Problem description: For every line in the material below that holds "Health", report the line.

Records to process:
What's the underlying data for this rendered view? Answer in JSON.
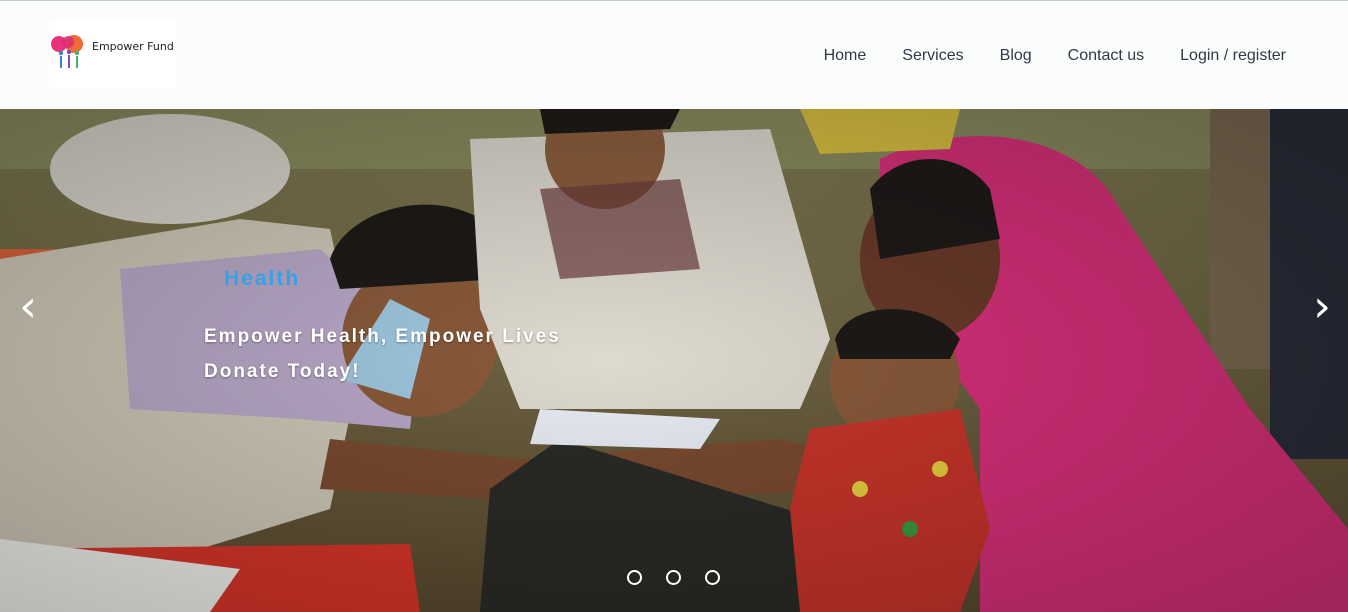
{
  "brand": {
    "name": "Empower Fund",
    "colors": {
      "heart_pink": "#e8357a",
      "heart_orange": "#f06a3a",
      "people_blue": "#3a7fd0",
      "people_green": "#3cb371"
    }
  },
  "nav": {
    "items": [
      {
        "label": "Home"
      },
      {
        "label": "Services"
      },
      {
        "label": "Blog"
      },
      {
        "label": "Contact us"
      },
      {
        "label": "Login / register"
      }
    ]
  },
  "hero": {
    "category": "Health",
    "caption_line1": "Empower Health, Empower Lives",
    "caption_line2": "Donate Today!",
    "prev_icon": "‹",
    "next_icon": "›",
    "slide_count": 3,
    "accent_color": "#3aa0e6"
  }
}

Completed task:
    "category": "Health",
    "caption_line1": "Empower Health, Empower Lives",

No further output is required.